─── DATASET EXCERPTS

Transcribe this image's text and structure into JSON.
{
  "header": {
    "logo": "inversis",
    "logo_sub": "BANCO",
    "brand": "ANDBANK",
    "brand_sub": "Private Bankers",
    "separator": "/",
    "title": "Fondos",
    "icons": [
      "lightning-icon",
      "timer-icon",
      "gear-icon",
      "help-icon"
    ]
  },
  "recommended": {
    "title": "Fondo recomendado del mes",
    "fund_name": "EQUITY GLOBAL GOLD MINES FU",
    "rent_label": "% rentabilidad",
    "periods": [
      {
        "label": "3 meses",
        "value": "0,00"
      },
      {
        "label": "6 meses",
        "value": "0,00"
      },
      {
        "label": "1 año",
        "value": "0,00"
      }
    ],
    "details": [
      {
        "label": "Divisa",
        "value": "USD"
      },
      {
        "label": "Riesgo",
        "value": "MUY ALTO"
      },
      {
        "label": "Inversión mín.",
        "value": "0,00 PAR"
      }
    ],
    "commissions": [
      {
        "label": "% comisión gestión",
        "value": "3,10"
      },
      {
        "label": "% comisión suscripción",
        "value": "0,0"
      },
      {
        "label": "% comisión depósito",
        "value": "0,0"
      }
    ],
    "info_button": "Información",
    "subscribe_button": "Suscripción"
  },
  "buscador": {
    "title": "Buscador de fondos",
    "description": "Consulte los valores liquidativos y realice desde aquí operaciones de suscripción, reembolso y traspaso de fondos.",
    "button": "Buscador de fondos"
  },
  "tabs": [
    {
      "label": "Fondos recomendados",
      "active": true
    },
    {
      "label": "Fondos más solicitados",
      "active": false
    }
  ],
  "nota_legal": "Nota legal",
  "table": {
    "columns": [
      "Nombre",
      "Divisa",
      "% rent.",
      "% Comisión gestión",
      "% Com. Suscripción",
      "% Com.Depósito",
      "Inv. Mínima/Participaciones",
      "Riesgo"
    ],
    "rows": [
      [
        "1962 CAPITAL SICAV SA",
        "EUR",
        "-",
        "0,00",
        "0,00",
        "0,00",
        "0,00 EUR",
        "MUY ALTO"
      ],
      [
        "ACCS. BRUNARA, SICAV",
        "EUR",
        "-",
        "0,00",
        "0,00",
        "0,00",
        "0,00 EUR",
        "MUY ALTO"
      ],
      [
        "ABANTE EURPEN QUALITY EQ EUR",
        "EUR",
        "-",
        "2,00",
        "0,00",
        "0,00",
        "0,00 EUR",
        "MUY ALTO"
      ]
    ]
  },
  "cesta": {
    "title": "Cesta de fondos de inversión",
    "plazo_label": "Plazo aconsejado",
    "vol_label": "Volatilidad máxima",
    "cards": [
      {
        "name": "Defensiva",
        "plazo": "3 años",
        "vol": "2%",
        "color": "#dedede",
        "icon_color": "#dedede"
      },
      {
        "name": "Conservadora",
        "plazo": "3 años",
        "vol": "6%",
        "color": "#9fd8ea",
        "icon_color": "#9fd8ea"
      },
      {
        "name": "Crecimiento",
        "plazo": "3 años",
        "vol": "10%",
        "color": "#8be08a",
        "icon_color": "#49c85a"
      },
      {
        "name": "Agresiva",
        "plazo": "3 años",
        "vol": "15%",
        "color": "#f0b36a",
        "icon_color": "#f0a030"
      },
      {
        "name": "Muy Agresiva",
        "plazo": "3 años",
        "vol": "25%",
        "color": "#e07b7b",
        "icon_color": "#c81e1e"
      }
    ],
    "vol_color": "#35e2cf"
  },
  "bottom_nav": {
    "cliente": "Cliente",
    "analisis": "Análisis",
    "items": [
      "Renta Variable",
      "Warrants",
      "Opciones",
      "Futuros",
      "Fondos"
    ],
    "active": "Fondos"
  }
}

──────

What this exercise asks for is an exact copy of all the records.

Transcribe this image's text and structure into JSON.
{
  "header": {
    "logo": "inversis",
    "logo_sub": "BANCO",
    "brand": "ANDBANK",
    "brand_sub": "Private Bankers",
    "separator": "/",
    "title": "Fondos",
    "icons": [
      "lightning-icon",
      "timer-icon",
      "gear-icon",
      "help-icon"
    ]
  },
  "recommended": {
    "title": "Fondo recomendado del mes",
    "fund_name": "EQUITY GLOBAL GOLD MINES FU",
    "rent_label": "% rentabilidad",
    "periods": [
      {
        "label": "3 meses",
        "value": "0,00"
      },
      {
        "label": "6 meses",
        "value": "0,00"
      },
      {
        "label": "1 año",
        "value": "0,00"
      }
    ],
    "details": [
      {
        "label": "Divisa",
        "value": "USD"
      },
      {
        "label": "Riesgo",
        "value": "MUY ALTO"
      },
      {
        "label": "Inversión mín.",
        "value": "0,00 PAR"
      }
    ],
    "commissions": [
      {
        "label": "% comisión gestión",
        "value": "3,10"
      },
      {
        "label": "% comisión suscripción",
        "value": "0,0"
      },
      {
        "label": "% comisión depósito",
        "value": "0,0"
      }
    ],
    "info_button": "Información",
    "subscribe_button": "Suscripción"
  },
  "buscador": {
    "title": "Buscador de fondos",
    "description": "Consulte los valores liquidativos y realice desde aquí operaciones de suscripción, reembolso y traspaso de fondos.",
    "button": "Buscador de fondos"
  },
  "tabs": [
    {
      "label": "Fondos recomendados",
      "active": true
    },
    {
      "label": "Fondos más solicitados",
      "active": false
    }
  ],
  "nota_legal": "Nota legal",
  "table": {
    "columns": [
      "Nombre",
      "Divisa",
      "% rent.",
      "% Comisión gestión",
      "% Com. Suscripción",
      "% Com.Depósito",
      "Inv. Mínima/Participaciones",
      "Riesgo"
    ],
    "rows": [
      [
        "1962 CAPITAL SICAV SA",
        "EUR",
        "-",
        "0,00",
        "0,00",
        "0,00",
        "0,00 EUR",
        "MUY ALTO"
      ],
      [
        "ACCS. BRUNARA, SICAV",
        "EUR",
        "-",
        "0,00",
        "0,00",
        "0,00",
        "0,00 EUR",
        "MUY ALTO"
      ],
      [
        "ABANTE EURPEN QUALITY EQ EUR",
        "EUR",
        "-",
        "2,00",
        "0,00",
        "0,00",
        "0,00 EUR",
        "MUY ALTO"
      ]
    ]
  },
  "cesta": {
    "title": "Cesta de fondos de inversión",
    "plazo_label": "Plazo aconsejado",
    "vol_label": "Volatilidad máxima",
    "cards": [
      {
        "name": "Defensiva",
        "plazo": "3 años",
        "vol": "2%",
        "color": "#dedede",
        "icon_color": "#dedede"
      },
      {
        "name": "Conservadora",
        "plazo": "3 años",
        "vol": "6%",
        "color": "#9fd8ea",
        "icon_color": "#9fd8ea"
      },
      {
        "name": "Crecimiento",
        "plazo": "3 años",
        "vol": "10%",
        "color": "#8be08a",
        "icon_color": "#49c85a"
      },
      {
        "name": "Agresiva",
        "plazo": "3 años",
        "vol": "15%",
        "color": "#f0b36a",
        "icon_color": "#f0a030"
      },
      {
        "name": "Muy Agresiva",
        "plazo": "3 años",
        "vol": "25%",
        "color": "#e07b7b",
        "icon_color": "#c81e1e"
      }
    ],
    "vol_color": "#35e2cf"
  },
  "bottom_nav": {
    "cliente": "Cliente",
    "analisis": "Análisis",
    "items": [
      "Renta Variable",
      "Warrants",
      "Opciones",
      "Futuros",
      "Fondos"
    ],
    "active": "Fondos"
  }
}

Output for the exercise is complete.